The result of analog-to-digital conversion is actually more common than you might realize. Analog-to-digital converters go by quite a few names, including A-D converters, ADC, and A/D converters.
The reverse is also available, being a D-A converter, or DAC. D-A converters might be part of an interface box, such as with the Focusrite Scarlett 2i2 in the picture on the left above) or a separate component.
I'll discuss their function shortly. As we've discussed recently (see the post 16-Bit Audio Recording – What The Heck Does It Mean?), analog is the physical, continuous signal that our bodies can make and understand (hear). Digital signals are the only thing computers can understand, so converting between the two signals is necessary for any modern recording project.
There is no way for a computer to store an analog signal without it being first converted to a digital signal. Even though you may not have anything that you know as an ADC, it may be an internal component to other items. Even a cheap $5 PC mic has an ADC inside of it! Different qualities of converters make the conversion in different resolutions. The resolution of a converter is the same as the bit depth of the recording it produces.
Think of this "resolution" as the vocabulary that the converter can use to describe the analog information to the computer. An 8 bit recording only knows 256 words, while a 16 bit recording knows 65,536 words.
If that seems like a great improvement, how about 24 bit recordings which use over 16 million words? There's not actually some robot inside each ADC writing wordy reviews of your recordings for the computer, but the reality isn't too far off. With higher bit depth and resolution, the digital recording will be much cleaner. You might not notice a huge difference between 16 and 24 bit recordings, but you will certainly be able to hear the difference between 8 and 16 bit.
Some A-D converters will also make the reverse conversion via the audio-out plug. Remember that humans can only understand analog signals, so it's necessary to convert from the digital information on the computer and turn it into an analog signal for the speakers to turn into audible sound.
The internal A-D converter that comes with some products is usually of moderate quality. The quality of your recordings will not be higher than your lowest quality piece of equipment, so an upgrade to a separate interface box will eventually be necessary.

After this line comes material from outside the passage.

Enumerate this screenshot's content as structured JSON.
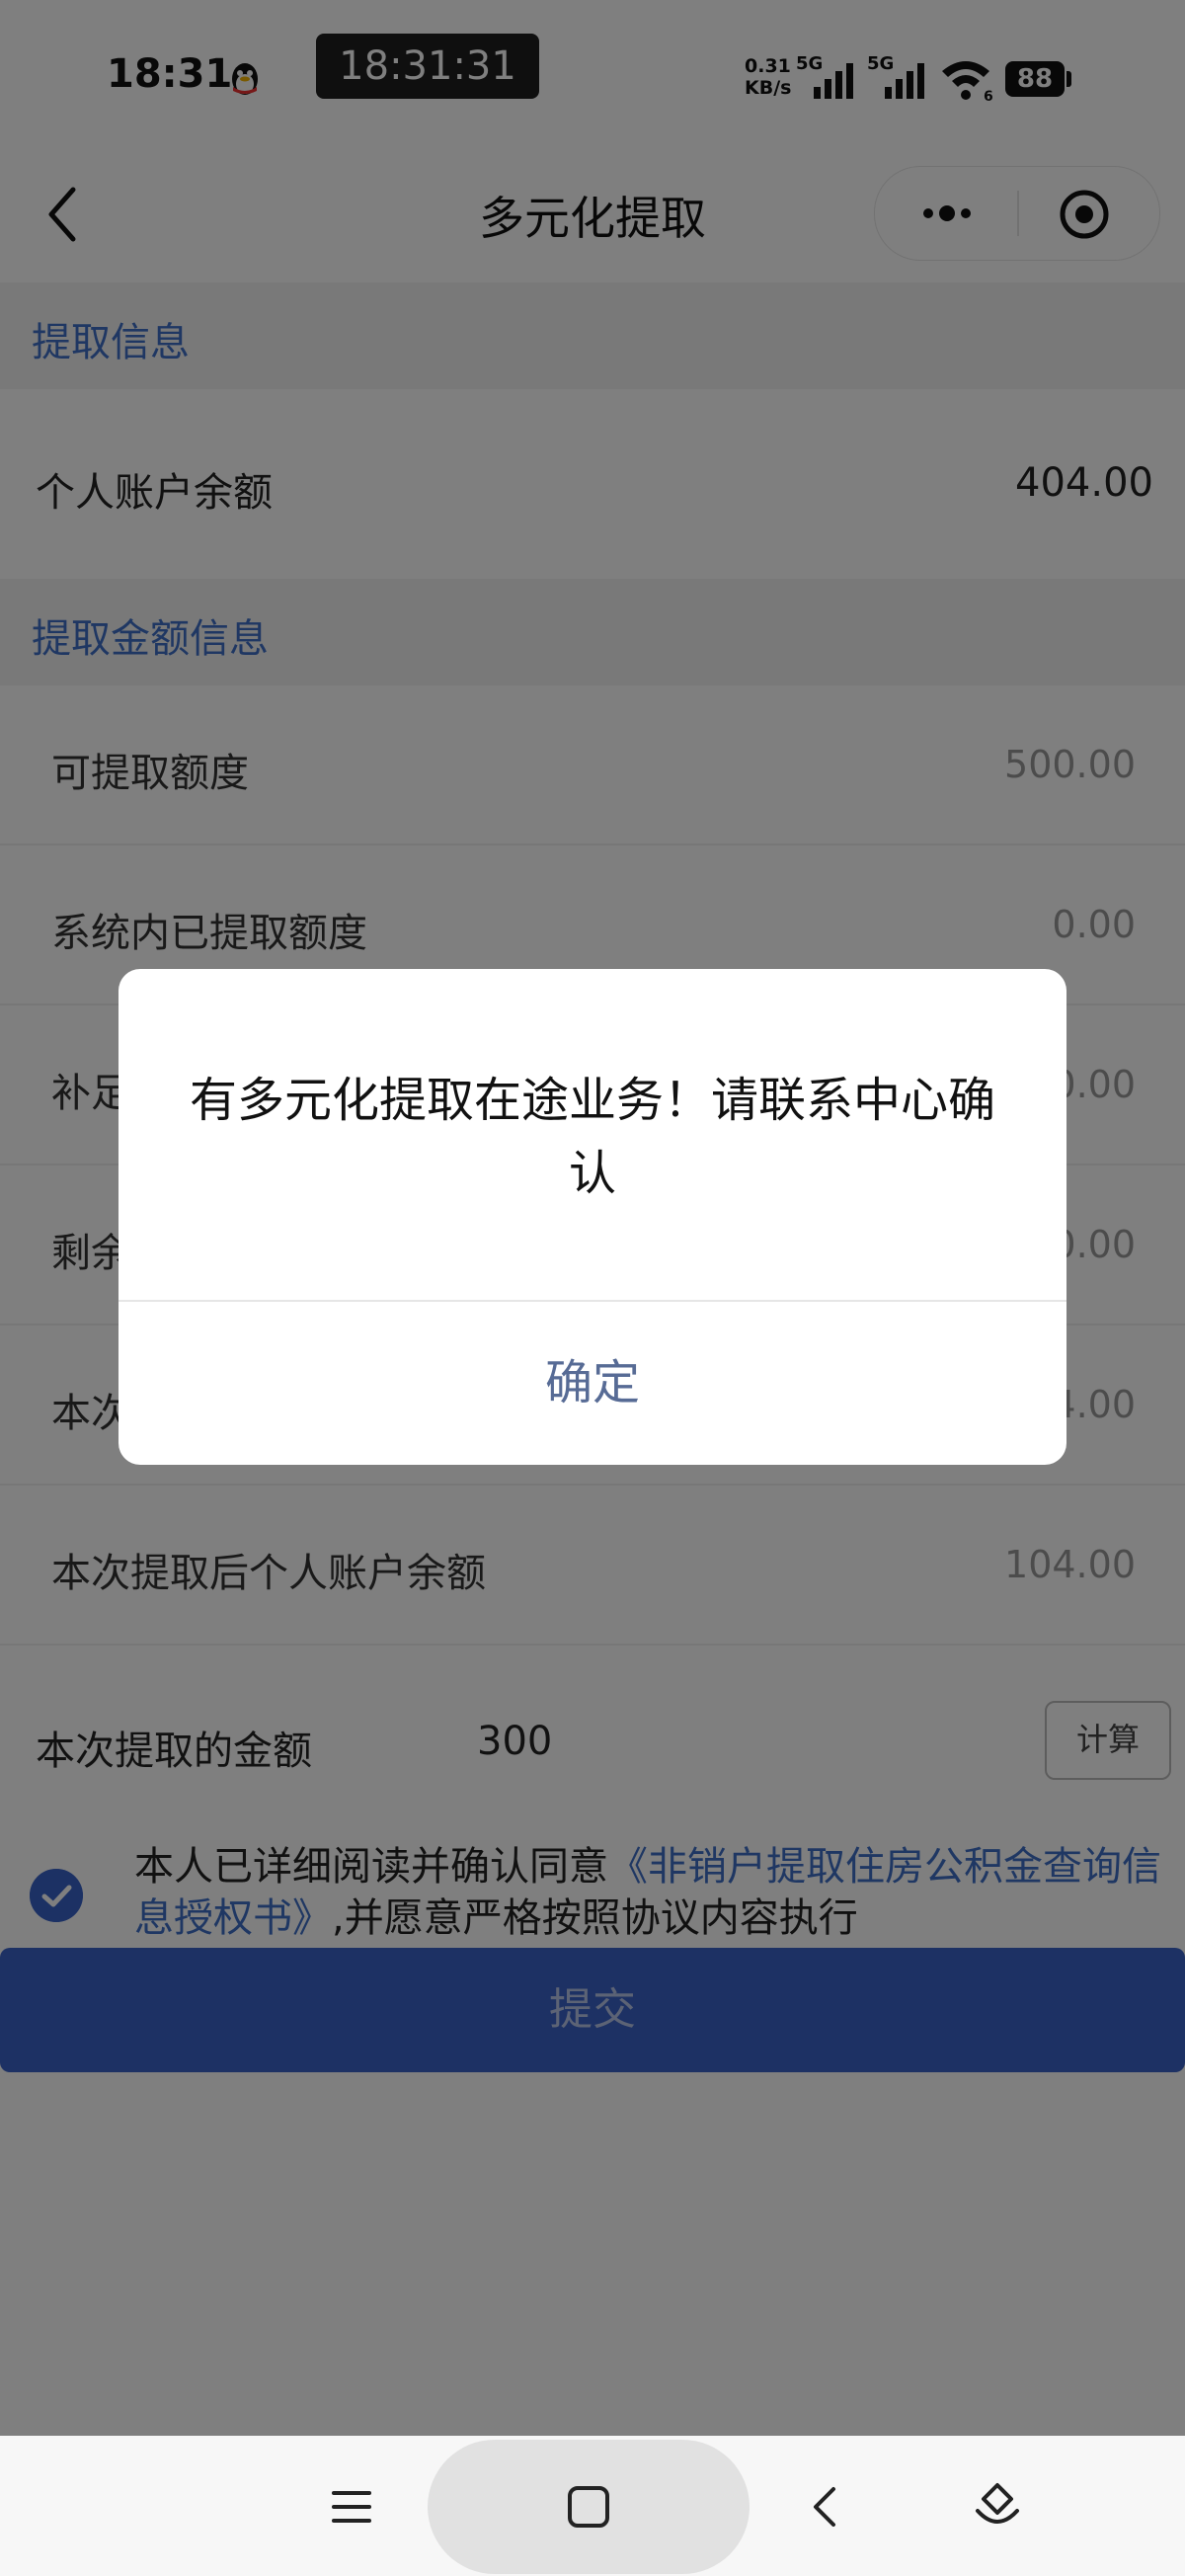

There are plenty of options on different converters, so getting the right one for your home recording needs might not be as simple as it sounds. You might be surprised at how many different options there are.
You can start to get decent converters in audio interface boxes starting around $100 these days (not so only as recently as 5 years ago), but as with most things used in recording there are also cheaper versions and much more expensive versions available. The Focusrite Scarlett Solo (which is an interface that happens to contain excellent AD converters) I mentioned at the beginning of the article runs about $110
Then at the very high end you have dedicated A-D/D-A converters like the RME ADI-2 FS 2-channel AD/DA Converter, which you can have for a mere $759. Of course this is not a full "interface."
If you use a dedicated converter, you'll need to ALSO have a microphone preamp. Most audio interface units these days (like the Scarlett I've mentioned a few times) have both the converter AND the mic preamplifier.
So go convert some sound into ones and zeros and make some awesome audio.